  2. I agree, it was an error not to put Frank Thomas in the First Ballot group. He's 15th all time in OPS, 9th in walks, 500 home runs, basically a unique offensive machine.

    I feel fairly comfortable I would be able to move Felix Hernandez up if has another great year in 2010, but this is his first great season out of 5.

    Thanks for the comments!

    ReplyDelete
  3. That's true, but he's had 2 1/2 pretty good seasons to go with his great one (and an average season at age 20, which is kind of incredible in itself). Felix will end up with something like 55 wins through age 23, an age at which Lincecum had 7.
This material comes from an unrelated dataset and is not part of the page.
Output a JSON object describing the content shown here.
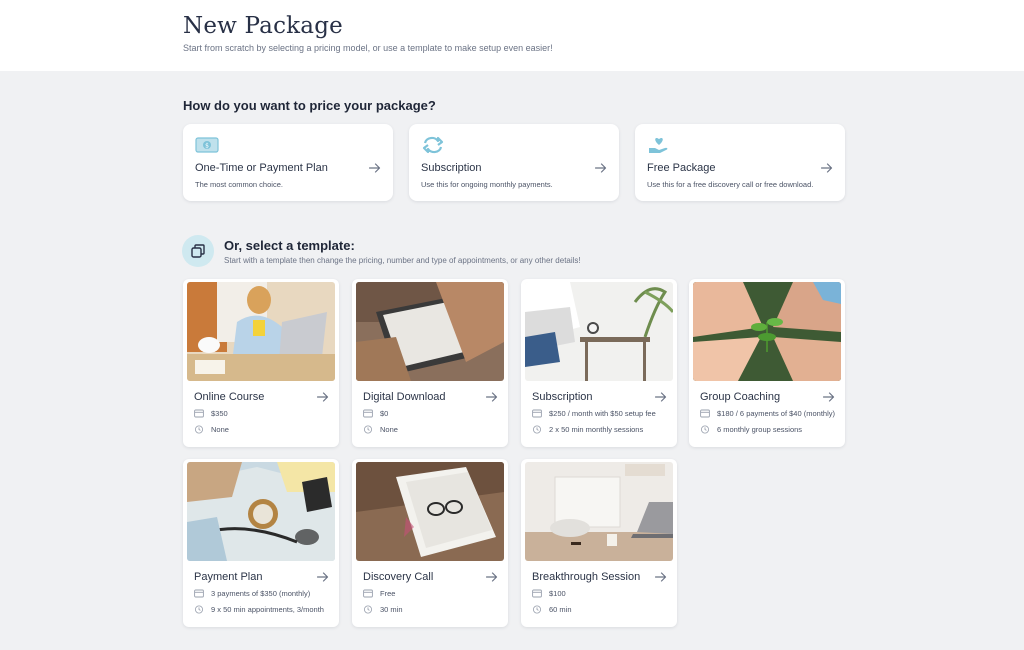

    ReplyDelete
  4. Ok, you're right. Felix gets moved, along with Halladay.

    I made a few other adjustments as well after some consideration: moved Josh Beckett and David Wright into the 'on track to be in discussion' category.

    Once David Wright gets his power back, he'll be fine. He's had a basically flawless career, except for his terrible home runs numbers this season. If his lack of power is due to Citi Field, that creates a lot more problems for him.

    Josh Beckett has had some injuries and inconsistency, but I think he'll end with monster numbers and a few Cy Young Awards. His 2003 and 2007 postseason performances are legendary (not so much 2008), and more of that will help him out too.

    ReplyDelete
  5. highlight the Replica handbags distinguished brand identity. This watch with a black crocodile leather strap, with leather and delicate, handbagreplica exquisite workmanship, comfortable to wear, fine pins with the natural elegance and delicate texture of Replica Watches crocodile skin, and reveals a sort of luxury domineering. The shape of Replica watches UK the watch case is still using the very classic coin-type housing, Breguet watch the full show in detail the subtle style modification Rolex Daytonaa.

    ReplyDelete

 
Site Meter